Black Londoner whose life as a working‐class seamstress was documented in Aunt Esther's Story (1991), published by Hammersmith and Fulham's Ethnic Communities Oral History Project, and co‐authored with Stephen Bourne. Aunt Esther's Story provides a first‐hand account of Bruce's life as a black Briton in the pre‐Empire Windrush years. Her father, Joseph (1880–1941), arrived in London from British Guiana (now Guyana) in the early 1900s and settled in a tight‐knit working‐class community in Fulham. He worked as a builder's labourer. When Bruce was a young child, Joseph instilled in his daughter a sense of pride in being black. After leaving school, she worked as a seamstress, and in the 1930s she made dresses for the popular African‐American stage star Elisabeth Welch. She also befriended another black citizen of Fulham: the Jamaican nationalist Marcus Garvey She told Bourne he was a nice chap ...

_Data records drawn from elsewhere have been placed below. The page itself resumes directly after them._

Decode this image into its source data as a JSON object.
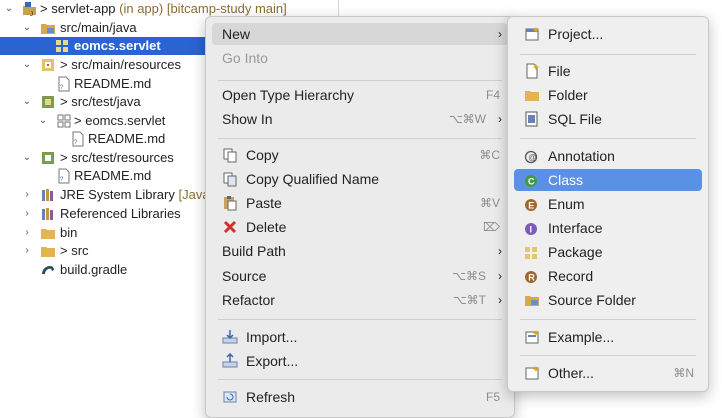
{
  "tree": {
    "project_name": "servlet-app",
    "project_suffix": " (in app) [bitcamp-study main]",
    "src_main_java": "src/main/java",
    "pkg_eomcs": "eomcs.servlet",
    "src_main_resources": "src/main/resources",
    "readme1": "README.md",
    "src_test_java": "src/test/java",
    "pkg_eomcs2": "eomcs.servlet",
    "readme2": "README.md",
    "src_test_resources": "src/test/resources",
    "readme3": "README.md",
    "jre": "JRE System Library",
    "jre_suffix": " [Java",
    "referenced": "Referenced Libraries",
    "bin": "bin",
    "src": "src",
    "gradle": "build.gradle",
    "twisty_open": "⌄",
    "twisty_closed": "›",
    "vcs_marker": ">"
  },
  "context_menu": {
    "new": "New",
    "go_into": "Go Into",
    "open_type_hierarchy": "Open Type Hierarchy",
    "open_type_hierarchy_sc": "F4",
    "show_in": "Show In",
    "show_in_sc": "⌥⌘W",
    "copy": "Copy",
    "copy_sc": "⌘C",
    "copy_qualified": "Copy Qualified Name",
    "paste": "Paste",
    "paste_sc": "⌘V",
    "delete": "Delete",
    "delete_sc": "⌦",
    "build_path": "Build Path",
    "source": "Source",
    "source_sc": "⌥⌘S",
    "refactor": "Refactor",
    "refactor_sc": "⌥⌘T",
    "import": "Import...",
    "export": "Export...",
    "refresh": "Refresh",
    "refresh_sc": "F5",
    "submenu_arrow": "›"
  },
  "new_submenu": {
    "project": "Project...",
    "file": "File",
    "folder": "Folder",
    "sql_file": "SQL File",
    "annotation": "Annotation",
    "class": "Class",
    "enum": "Enum",
    "interface": "Interface",
    "package": "Package",
    "record": "Record",
    "source_folder": "Source Folder",
    "example": "Example...",
    "other": "Other...",
    "other_sc": "⌘N"
  },
  "colors": {
    "selection": "#2a63d4",
    "submenu_highlight": "#5a91e6",
    "menu_bg": "#ebebeb"
  }
}
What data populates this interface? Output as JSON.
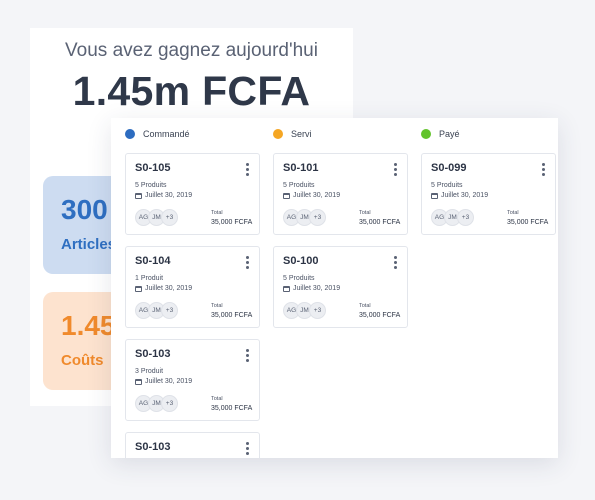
{
  "summary": {
    "earn_label": "Vous avez gagnez aujourd'hui",
    "earn_amount": "1.45m FCFA",
    "stats": [
      {
        "value": "300",
        "label": "Articles",
        "color": "#2f6fc1",
        "bg": "#cddcf1"
      },
      {
        "value": "1.45",
        "label": "Coûts",
        "color": "#f08a2c",
        "bg": "#fde3cf"
      }
    ]
  },
  "board": {
    "columns": [
      {
        "title": "Commandé",
        "color": "#2d6cc0",
        "cards": [
          {
            "id": "S0-105",
            "products": "5 Produits",
            "date": "Juillet 30, 2019",
            "avatars": [
              "AG",
              "JM",
              "+3"
            ],
            "total_label": "Total",
            "total": "35,000 FCFA"
          },
          {
            "id": "S0-104",
            "products": "1 Produit",
            "date": "Juillet 30, 2019",
            "avatars": [
              "AG",
              "JM",
              "+3"
            ],
            "total_label": "Total",
            "total": "35,000 FCFA"
          },
          {
            "id": "S0-103",
            "products": "3 Produit",
            "date": "Juillet 30, 2019",
            "avatars": [
              "AG",
              "JM",
              "+3"
            ],
            "total_label": "Total",
            "total": "35,000 FCFA"
          },
          {
            "id": "S0-103",
            "products": "",
            "date": "",
            "avatars": [],
            "total_label": "",
            "total": ""
          }
        ]
      },
      {
        "title": "Servi",
        "color": "#f5a623",
        "cards": [
          {
            "id": "S0-101",
            "products": "5 Produits",
            "date": "Juillet 30, 2019",
            "avatars": [
              "AG",
              "JM",
              "+3"
            ],
            "total_label": "Total",
            "total": "35,000 FCFA"
          },
          {
            "id": "S0-100",
            "products": "5 Produits",
            "date": "Juillet 30, 2019",
            "avatars": [
              "AG",
              "JM",
              "+3"
            ],
            "total_label": "Total",
            "total": "35,000 FCFA"
          }
        ]
      },
      {
        "title": "Payé",
        "color": "#62c32b",
        "cards": [
          {
            "id": "S0-099",
            "products": "5 Produits",
            "date": "Juillet 30, 2019",
            "avatars": [
              "AG",
              "JM",
              "+3"
            ],
            "total_label": "Total",
            "total": "35,000 FCFA"
          }
        ]
      }
    ]
  }
}
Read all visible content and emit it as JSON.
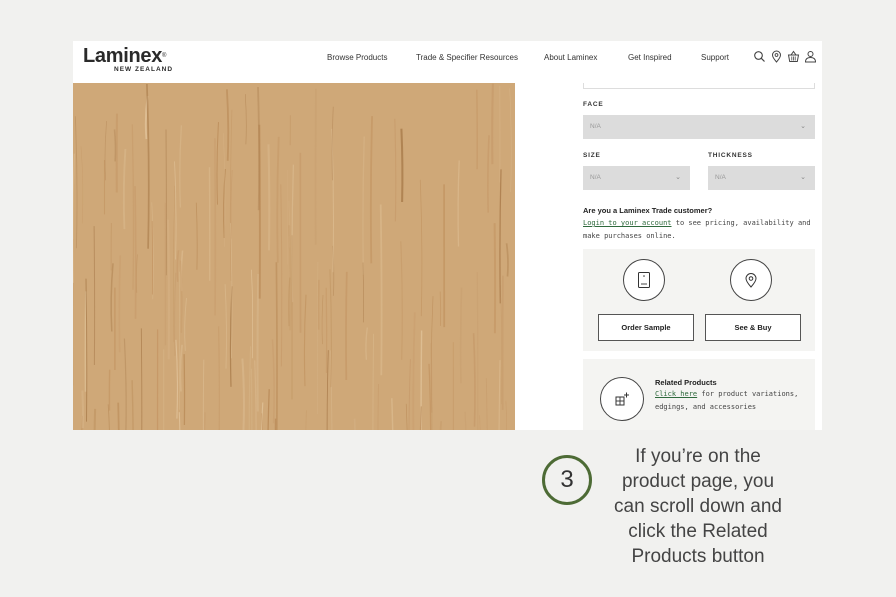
{
  "header": {
    "logo_main": "Laminex",
    "logo_reg": "®",
    "logo_sub": "NEW ZEALAND",
    "nav": [
      "Browse Products",
      "Trade & Specifier Resources",
      "About Laminex",
      "Get Inspired",
      "Support"
    ],
    "icons": [
      "search-icon",
      "location-pin-icon",
      "basket-icon",
      "user-icon"
    ]
  },
  "product_image": {
    "description_icon": "wood-grain-swatch",
    "color": "#cfa878"
  },
  "options": {
    "face_label": "FACE",
    "face_value": "N/A",
    "size_label": "SIZE",
    "size_value": "N/A",
    "thickness_label": "THICKNESS",
    "thickness_value": "N/A"
  },
  "trade": {
    "question": "Are you a Laminex Trade customer?",
    "link": "Login to your account",
    "text": " to see pricing, availability and make purchases online."
  },
  "actions": {
    "order_sample": "Order Sample",
    "see_buy": "See & Buy"
  },
  "related": {
    "title": "Related Products",
    "link": "Click here",
    "text": " for product variations, edgings, and accessories"
  },
  "annotation": {
    "step": "3",
    "lines": [
      "If you’re on the",
      "product page, you",
      "can scroll down and",
      "click the Related",
      "Products button"
    ],
    "accent": "#4d6b35"
  }
}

Martin J. Manning
Parks, Lillian Rogers (01 February 1897–06 November 1997), White House seamstress and author, was born Lillian Adele Rogers, the daughter of Emmett E. Rogers, Sr., a waiter, and Margaret “Maggie” Williams Rogers. Source information is sketchy regarding her early years, but her godchild, Peggy Holly, believes that Lillian Parks was born in the District of Columbia and as a child spent summers with relatives in Virginia. Her father—by Parks's account an alcoholic unable to hold a job—left his family when she was a child; in 1909 her mother took a job at the White House at the beginning of William Howard Taft s presidency and often found it necessary to take her daughter along with her when she went to work A victim of polio at the age of six Parks used crutches for the rest of her life She attended St Ann s Catholic School ...
whose death at the hands of the police provoked protests and inspired artists, was born in Loíza, Puerto Rico, the seventh of seventeen children of Victoriano, a fisherman, and Martina. The family lived in Medianía Alta in the Tocones barrio. She married Agustín Carrasquillo Pinet, with whom she had seven children. After her father received a small plot of land in the Suarez sector from the governor of Puerto Rico, Roberto Sánchez Vilella, Villanueva Osorio stayed in the neighborhood of Tocones with her husband and children. They lived in the same space that her parents and siblings had lived in for decades, which was transferred to them in an agreement with the landowner, Veremundo Quiñones. When her birth family left, Villanueva Osorio stayed in the wooden house with her own family.
Quiñones s heirs called for the eviction of Villanueva Osorio from her lands ignoring previously made promises and filing ...